Andrew Brownlee of the HEA is working to help them break even. "They are all experiencing operating deficits so we are working towards a three-year financial plan that will allow them to break even again," he said. "That involves a review of all of their operations, the types of courses they are providing, if they can introduce more part-time flexi-time provisions, if they can take in more international students and if they can cut costs in certain areas."Brownlee certainly makes a good point. By attracting more global students they will be on track to regaining revenue. Plus, by hosting part-time courses as well as broadening the range offered, they become more appealing to both national and international prospective learners. It seems many Irish institutes are savvy to this. Third-level colleges have a strategy to considerably increase the international student figures over the coming five years. This would inject a further €720 million into the economy and provide much needed revenue for the struggling institutions.

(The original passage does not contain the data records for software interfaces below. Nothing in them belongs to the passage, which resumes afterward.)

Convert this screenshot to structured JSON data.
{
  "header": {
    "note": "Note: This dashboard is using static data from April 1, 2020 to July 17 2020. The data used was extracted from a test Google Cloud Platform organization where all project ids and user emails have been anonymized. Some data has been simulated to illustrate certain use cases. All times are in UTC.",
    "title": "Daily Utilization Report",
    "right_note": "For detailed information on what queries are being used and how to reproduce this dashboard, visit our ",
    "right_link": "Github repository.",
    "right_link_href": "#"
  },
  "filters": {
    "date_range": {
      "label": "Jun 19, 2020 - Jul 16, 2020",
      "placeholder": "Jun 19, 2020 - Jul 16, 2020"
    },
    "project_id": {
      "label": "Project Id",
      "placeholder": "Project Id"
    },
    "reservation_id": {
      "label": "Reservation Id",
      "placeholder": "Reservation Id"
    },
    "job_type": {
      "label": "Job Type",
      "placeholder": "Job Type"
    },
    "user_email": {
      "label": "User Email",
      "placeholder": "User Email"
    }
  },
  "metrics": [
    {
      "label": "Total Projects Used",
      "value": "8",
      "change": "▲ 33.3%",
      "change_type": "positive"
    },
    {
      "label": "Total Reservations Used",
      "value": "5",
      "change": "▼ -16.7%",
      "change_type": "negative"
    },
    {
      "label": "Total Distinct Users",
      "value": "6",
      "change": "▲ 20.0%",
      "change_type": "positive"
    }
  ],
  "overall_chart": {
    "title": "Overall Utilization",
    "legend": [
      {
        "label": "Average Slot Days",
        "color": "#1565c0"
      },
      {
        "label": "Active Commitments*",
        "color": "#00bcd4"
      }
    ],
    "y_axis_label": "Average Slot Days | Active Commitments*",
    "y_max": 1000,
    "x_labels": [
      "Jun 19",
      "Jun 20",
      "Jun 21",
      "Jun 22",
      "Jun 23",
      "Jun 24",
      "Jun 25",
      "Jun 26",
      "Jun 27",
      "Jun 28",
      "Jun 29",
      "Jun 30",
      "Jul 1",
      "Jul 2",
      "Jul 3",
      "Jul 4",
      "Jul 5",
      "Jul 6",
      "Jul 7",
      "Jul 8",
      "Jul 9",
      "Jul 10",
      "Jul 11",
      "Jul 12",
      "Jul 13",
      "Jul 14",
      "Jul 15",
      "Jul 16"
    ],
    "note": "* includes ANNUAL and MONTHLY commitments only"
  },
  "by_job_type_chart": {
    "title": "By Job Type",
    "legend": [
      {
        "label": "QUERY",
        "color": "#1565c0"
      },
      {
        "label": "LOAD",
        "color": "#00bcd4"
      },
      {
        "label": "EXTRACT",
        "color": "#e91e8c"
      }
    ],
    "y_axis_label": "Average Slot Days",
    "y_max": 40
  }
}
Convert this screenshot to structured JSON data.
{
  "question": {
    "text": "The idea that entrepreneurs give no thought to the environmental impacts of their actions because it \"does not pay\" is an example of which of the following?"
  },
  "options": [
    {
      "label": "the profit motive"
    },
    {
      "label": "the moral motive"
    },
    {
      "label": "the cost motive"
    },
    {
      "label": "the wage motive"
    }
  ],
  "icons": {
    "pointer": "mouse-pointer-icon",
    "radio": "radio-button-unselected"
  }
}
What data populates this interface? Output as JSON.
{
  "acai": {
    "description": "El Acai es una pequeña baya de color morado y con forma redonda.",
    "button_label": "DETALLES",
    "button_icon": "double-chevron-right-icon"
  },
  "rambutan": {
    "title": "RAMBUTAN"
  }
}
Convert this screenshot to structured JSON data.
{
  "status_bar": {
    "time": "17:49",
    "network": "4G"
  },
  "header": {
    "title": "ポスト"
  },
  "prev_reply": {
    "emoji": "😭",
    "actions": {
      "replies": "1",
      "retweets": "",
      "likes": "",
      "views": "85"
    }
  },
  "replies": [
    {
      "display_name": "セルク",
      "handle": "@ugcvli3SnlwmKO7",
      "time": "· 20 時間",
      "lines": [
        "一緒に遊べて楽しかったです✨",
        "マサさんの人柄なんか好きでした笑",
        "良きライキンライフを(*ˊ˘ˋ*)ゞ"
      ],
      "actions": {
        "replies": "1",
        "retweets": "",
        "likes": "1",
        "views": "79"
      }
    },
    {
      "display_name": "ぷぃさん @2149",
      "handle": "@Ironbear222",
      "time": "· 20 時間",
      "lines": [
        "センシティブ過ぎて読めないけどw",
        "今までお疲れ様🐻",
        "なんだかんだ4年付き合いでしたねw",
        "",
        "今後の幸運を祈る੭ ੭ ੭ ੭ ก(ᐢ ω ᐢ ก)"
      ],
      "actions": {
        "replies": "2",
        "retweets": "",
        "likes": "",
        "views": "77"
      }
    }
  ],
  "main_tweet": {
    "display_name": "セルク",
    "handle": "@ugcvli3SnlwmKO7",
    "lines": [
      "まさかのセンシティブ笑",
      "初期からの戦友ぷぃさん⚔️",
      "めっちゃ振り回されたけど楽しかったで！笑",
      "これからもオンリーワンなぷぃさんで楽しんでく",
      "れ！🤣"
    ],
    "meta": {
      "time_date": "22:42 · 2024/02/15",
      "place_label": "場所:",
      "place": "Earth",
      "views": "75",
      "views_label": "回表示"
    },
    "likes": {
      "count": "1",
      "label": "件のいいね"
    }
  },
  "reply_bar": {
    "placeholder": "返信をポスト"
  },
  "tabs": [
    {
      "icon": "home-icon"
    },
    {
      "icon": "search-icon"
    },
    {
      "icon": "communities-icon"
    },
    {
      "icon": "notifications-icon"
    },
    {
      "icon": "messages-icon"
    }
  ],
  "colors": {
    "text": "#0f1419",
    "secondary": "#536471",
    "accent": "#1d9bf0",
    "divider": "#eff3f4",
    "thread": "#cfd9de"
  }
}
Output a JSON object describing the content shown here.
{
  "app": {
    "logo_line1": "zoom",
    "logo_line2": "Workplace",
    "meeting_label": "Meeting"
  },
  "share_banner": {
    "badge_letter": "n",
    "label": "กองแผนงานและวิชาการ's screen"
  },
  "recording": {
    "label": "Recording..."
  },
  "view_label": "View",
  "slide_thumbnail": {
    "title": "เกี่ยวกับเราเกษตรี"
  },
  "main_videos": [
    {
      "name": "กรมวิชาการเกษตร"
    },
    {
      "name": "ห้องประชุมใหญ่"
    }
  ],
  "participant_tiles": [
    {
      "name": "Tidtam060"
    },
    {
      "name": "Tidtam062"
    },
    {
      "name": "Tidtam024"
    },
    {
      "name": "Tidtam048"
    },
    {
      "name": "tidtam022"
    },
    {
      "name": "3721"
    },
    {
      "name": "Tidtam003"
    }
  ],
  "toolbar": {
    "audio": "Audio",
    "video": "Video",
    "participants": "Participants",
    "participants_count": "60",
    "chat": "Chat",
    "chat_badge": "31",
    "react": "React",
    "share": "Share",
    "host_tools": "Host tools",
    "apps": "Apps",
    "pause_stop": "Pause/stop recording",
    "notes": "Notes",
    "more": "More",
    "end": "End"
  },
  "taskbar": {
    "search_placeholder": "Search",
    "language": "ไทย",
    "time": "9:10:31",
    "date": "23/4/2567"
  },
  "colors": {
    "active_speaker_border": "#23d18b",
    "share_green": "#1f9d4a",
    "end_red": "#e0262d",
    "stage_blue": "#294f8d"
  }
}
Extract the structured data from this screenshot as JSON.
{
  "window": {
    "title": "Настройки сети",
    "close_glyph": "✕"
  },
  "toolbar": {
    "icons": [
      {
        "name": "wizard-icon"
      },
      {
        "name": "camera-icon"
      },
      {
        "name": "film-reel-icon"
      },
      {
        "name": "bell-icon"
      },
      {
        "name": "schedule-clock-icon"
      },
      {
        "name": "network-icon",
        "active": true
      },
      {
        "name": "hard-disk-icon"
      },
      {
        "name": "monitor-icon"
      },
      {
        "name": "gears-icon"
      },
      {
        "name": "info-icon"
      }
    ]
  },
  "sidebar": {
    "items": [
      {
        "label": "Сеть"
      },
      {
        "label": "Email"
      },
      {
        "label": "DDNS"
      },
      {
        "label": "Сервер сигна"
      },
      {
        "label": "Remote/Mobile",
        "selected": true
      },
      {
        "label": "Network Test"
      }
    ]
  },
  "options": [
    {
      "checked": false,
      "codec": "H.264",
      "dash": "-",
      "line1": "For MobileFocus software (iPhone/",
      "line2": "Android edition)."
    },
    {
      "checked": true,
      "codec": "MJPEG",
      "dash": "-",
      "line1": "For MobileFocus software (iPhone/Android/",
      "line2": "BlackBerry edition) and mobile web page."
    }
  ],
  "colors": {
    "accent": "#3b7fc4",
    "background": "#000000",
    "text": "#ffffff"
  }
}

However, it remains to be seen whether Ireland’s ITs will flounder or flourish in the coming years.